- **TASK INSTRUCTIONS**: With pictures left out, set down every record word for word.

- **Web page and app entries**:
====

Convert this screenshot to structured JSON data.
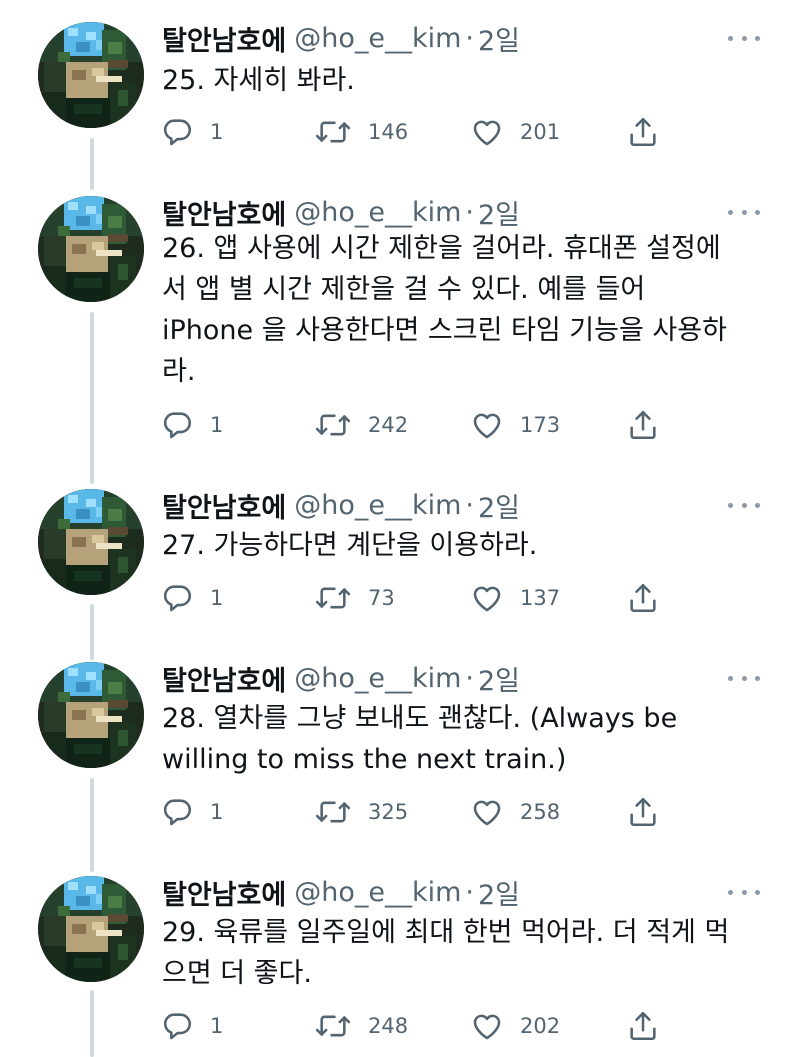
{
  "colors": {
    "text": "#0f1419",
    "secondary": "#536471",
    "thread_line": "#cfd9de",
    "icon": "#536471"
  },
  "tweets": [
    {
      "display_name": "탈안남호에",
      "handle": "@ho_e__kim",
      "separator": "·",
      "time": "2일",
      "text": "25. 자세히 봐라.",
      "replies": "1",
      "retweets": "146",
      "likes": "201"
    },
    {
      "display_name": "탈안남호에",
      "handle": "@ho_e__kim",
      "separator": "·",
      "time": "2일",
      "text": "26. 앱 사용에 시간 제한을 걸어라. 휴대폰 설정에\n서 앱 별 시간 제한을 걸 수 있다. 예를 들어\niPhone 을 사용한다면 스크린 타임 기능을 사용하\n라.",
      "replies": "1",
      "retweets": "242",
      "likes": "173"
    },
    {
      "display_name": "탈안남호에",
      "handle": "@ho_e__kim",
      "separator": "·",
      "time": "2일",
      "text": "27. 가능하다면 계단을 이용하라.",
      "replies": "1",
      "retweets": "73",
      "likes": "137"
    },
    {
      "display_name": "탈안남호에",
      "handle": "@ho_e__kim",
      "separator": "·",
      "time": "2일",
      "text": "28. 열차를 그냥 보내도 괜찮다. (Always be\nwilling to miss the next train.)",
      "replies": "1",
      "retweets": "325",
      "likes": "258"
    },
    {
      "display_name": "탈안남호에",
      "handle": "@ho_e__kim",
      "separator": "·",
      "time": "2일",
      "text": "29. 육류를 일주일에 최대 한번 먹어라. 더 적게 먹\n으면 더 좋다.",
      "replies": "1",
      "retweets": "248",
      "likes": "202"
    }
  ],
  "icons": {
    "reply": "reply-icon",
    "retweet": "retweet-icon",
    "like": "heart-icon",
    "share": "share-icon",
    "more": "more-icon"
  }
}
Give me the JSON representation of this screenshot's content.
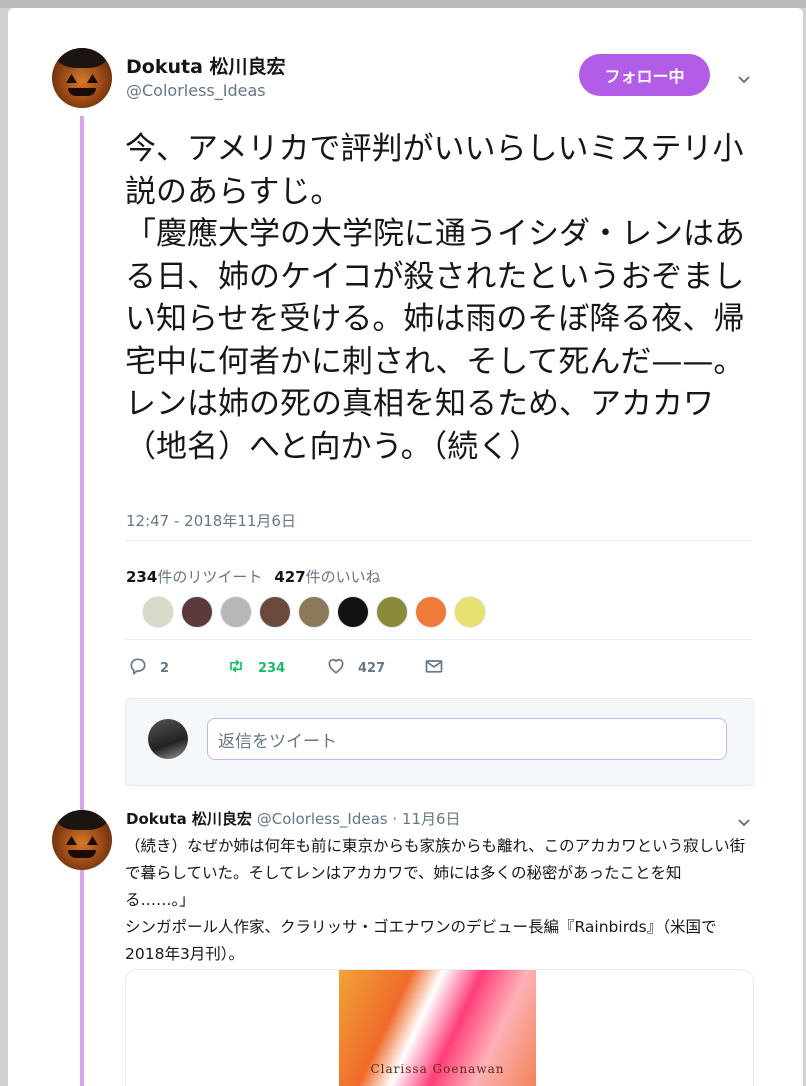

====

- **TASK ANSWER**:
Convert this screenshot to structured JSON data.
{
  "colors": {
    "text": "#0f1419",
    "secondary": "#536471",
    "thread_line": "#cfd9de",
    "icon": "#536471"
  },
  "tweets": [
    {
      "display_name": "탈안남호에",
      "handle": "@ho_e__kim",
      "separator": "·",
      "time": "2일",
      "text": "25. 자세히 봐라.",
      "replies": "1",
      "retweets": "146",
      "likes": "201"
    },
    {
      "display_name": "탈안남호에",
      "handle": "@ho_e__kim",
      "separator": "·",
      "time": "2일",
      "text": "26. 앱 사용에 시간 제한을 걸어라. 휴대폰 설정에\n서 앱 별 시간 제한을 걸 수 있다. 예를 들어\niPhone 을 사용한다면 스크린 타임 기능을 사용하\n라.",
      "replies": "1",
      "retweets": "242",
      "likes": "173"
    },
    {
      "display_name": "탈안남호에",
      "handle": "@ho_e__kim",
      "separator": "·",
      "time": "2일",
      "text": "27. 가능하다면 계단을 이용하라.",
      "replies": "1",
      "retweets": "73",
      "likes": "137"
    },
    {
      "display_name": "탈안남호에",
      "handle": "@ho_e__kim",
      "separator": "·",
      "time": "2일",
      "text": "28. 열차를 그냥 보내도 괜찮다. (Always be\nwilling to miss the next train.)",
      "replies": "1",
      "retweets": "325",
      "likes": "258"
    },
    {
      "display_name": "탈안남호에",
      "handle": "@ho_e__kim",
      "separator": "·",
      "time": "2일",
      "text": "29. 육류를 일주일에 최대 한번 먹어라. 더 적게 먹\n으면 더 좋다.",
      "replies": "1",
      "retweets": "248",
      "likes": "202"
    }
  ],
  "icons": {
    "reply": "reply-icon",
    "retweet": "retweet-icon",
    "like": "heart-icon",
    "share": "share-icon",
    "more": "more-icon"
  }
}
Give me the JSON representation of this screenshot's content.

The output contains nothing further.